## [Assignment]
One number is the whole answer: the tally of lines in the records that include the word "programs".

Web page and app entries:
######

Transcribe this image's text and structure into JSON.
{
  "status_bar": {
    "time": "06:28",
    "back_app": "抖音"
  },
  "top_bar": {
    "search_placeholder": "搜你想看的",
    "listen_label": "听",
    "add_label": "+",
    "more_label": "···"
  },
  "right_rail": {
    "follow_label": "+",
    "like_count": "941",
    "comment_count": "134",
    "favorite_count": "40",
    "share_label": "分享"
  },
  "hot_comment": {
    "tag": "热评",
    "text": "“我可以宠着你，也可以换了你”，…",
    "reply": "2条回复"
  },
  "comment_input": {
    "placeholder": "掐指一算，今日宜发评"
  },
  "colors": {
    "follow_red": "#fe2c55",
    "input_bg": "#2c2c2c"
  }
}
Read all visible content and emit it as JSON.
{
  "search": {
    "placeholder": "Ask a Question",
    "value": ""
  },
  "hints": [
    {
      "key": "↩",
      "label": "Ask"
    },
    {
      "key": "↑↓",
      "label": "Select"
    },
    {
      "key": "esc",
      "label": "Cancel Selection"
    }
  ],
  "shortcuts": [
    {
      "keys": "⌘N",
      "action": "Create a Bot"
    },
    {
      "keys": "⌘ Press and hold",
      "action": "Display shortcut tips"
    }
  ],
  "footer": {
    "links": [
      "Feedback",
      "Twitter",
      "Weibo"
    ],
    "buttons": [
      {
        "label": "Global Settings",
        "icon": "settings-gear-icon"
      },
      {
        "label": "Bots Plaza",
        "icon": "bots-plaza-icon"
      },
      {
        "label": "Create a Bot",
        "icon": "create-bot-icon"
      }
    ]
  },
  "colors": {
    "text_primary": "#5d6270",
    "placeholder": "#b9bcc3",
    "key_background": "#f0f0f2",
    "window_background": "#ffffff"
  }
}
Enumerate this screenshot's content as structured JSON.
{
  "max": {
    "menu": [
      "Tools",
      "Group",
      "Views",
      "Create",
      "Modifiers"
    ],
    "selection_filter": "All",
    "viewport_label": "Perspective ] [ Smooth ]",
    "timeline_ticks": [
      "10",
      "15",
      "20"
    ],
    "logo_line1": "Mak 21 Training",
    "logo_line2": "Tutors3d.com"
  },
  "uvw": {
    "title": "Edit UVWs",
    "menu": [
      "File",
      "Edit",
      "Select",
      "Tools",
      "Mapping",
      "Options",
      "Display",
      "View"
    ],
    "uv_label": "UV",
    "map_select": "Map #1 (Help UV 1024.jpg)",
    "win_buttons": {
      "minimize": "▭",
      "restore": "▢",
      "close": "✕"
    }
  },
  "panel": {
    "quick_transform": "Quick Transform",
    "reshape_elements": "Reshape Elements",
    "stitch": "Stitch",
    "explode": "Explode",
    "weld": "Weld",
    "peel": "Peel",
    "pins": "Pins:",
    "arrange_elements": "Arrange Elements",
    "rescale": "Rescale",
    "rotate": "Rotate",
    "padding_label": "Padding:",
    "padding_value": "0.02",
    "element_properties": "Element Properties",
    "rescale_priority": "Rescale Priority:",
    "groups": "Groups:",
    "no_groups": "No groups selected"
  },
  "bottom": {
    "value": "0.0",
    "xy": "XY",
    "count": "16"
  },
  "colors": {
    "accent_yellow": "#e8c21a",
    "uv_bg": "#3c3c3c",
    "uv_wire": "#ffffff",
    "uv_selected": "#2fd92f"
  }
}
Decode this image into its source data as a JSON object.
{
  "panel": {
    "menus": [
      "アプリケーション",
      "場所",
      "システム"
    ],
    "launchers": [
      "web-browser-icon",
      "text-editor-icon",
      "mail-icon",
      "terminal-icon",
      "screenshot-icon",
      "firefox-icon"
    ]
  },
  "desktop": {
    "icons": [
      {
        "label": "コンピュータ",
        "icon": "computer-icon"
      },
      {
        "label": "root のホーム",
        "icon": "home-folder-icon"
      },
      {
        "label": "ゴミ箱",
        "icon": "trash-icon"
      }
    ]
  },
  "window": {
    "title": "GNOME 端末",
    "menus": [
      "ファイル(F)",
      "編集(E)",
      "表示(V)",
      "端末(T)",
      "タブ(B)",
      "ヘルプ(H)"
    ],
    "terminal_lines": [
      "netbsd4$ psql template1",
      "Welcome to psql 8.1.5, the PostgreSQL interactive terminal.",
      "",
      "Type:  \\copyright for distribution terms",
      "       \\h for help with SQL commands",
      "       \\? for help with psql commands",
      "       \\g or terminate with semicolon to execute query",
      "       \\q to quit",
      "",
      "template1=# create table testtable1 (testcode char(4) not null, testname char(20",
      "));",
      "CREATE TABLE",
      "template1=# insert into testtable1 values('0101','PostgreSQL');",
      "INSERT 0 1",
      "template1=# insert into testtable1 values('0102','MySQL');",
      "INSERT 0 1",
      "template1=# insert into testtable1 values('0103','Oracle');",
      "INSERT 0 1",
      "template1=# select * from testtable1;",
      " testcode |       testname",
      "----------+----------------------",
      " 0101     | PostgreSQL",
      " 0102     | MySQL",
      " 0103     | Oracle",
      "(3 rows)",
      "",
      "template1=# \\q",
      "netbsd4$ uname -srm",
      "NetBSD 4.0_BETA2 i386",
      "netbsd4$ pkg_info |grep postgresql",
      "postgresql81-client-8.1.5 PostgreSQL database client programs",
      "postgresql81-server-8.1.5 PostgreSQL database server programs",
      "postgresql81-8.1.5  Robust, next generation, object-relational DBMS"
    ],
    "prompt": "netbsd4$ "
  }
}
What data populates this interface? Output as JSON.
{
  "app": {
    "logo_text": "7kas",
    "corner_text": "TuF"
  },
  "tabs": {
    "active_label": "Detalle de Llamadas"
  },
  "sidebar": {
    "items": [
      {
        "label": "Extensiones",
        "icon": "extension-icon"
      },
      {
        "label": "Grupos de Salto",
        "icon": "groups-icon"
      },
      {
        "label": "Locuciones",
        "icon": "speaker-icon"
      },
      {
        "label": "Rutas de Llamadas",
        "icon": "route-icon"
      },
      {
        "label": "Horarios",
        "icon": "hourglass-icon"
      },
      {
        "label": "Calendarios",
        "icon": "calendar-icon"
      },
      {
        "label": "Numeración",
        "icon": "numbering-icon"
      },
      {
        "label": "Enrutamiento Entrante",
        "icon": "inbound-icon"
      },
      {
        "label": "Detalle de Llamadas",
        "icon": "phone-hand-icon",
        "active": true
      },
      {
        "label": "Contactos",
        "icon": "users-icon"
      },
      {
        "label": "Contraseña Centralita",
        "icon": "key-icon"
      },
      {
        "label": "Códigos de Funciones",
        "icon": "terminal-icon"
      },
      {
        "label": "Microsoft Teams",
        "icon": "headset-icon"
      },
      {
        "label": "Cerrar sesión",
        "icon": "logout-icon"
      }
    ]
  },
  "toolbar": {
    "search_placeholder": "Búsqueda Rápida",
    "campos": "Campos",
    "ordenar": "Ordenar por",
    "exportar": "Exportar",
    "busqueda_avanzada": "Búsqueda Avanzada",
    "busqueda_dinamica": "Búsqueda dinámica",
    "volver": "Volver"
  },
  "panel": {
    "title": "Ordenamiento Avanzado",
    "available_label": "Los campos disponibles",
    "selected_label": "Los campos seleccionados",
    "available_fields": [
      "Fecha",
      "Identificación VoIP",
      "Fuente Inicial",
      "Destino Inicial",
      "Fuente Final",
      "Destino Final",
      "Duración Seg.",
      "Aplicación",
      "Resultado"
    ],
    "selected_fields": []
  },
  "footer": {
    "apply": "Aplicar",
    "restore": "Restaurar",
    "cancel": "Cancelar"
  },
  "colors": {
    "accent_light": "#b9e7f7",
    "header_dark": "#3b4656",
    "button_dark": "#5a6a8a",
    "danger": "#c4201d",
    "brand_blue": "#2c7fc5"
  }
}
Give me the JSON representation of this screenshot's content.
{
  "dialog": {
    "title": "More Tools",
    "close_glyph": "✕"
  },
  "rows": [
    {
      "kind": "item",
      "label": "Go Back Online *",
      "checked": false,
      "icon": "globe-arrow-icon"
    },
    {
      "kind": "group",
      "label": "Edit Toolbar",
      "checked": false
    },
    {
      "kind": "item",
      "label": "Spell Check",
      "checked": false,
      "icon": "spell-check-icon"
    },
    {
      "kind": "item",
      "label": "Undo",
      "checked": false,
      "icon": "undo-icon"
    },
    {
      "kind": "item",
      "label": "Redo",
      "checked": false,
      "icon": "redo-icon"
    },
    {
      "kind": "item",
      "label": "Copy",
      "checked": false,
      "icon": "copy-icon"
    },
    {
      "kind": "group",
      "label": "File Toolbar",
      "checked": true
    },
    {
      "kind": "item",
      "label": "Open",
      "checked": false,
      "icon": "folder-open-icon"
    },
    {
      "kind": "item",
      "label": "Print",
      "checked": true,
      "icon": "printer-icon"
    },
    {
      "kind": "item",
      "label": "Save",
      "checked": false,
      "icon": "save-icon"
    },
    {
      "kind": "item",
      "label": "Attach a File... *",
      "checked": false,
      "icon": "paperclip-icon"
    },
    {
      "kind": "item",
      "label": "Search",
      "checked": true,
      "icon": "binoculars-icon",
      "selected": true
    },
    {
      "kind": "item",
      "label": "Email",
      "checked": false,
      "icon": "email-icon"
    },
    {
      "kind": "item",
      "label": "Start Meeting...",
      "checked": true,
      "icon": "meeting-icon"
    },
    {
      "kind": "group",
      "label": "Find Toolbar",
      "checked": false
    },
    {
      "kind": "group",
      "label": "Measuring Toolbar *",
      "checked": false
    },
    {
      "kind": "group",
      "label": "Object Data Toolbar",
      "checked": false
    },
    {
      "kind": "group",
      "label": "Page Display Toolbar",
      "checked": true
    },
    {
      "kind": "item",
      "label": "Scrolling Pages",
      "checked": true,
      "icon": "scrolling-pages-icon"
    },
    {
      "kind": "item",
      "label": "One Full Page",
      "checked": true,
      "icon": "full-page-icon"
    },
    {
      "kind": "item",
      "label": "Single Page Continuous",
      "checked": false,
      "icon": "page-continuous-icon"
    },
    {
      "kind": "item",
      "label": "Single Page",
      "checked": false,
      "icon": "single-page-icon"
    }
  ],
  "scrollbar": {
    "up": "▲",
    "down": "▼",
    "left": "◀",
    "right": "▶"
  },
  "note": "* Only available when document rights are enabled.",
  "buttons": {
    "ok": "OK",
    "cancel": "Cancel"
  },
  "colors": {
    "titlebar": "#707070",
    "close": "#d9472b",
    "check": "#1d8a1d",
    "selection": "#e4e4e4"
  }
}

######

## [Result of this task]
2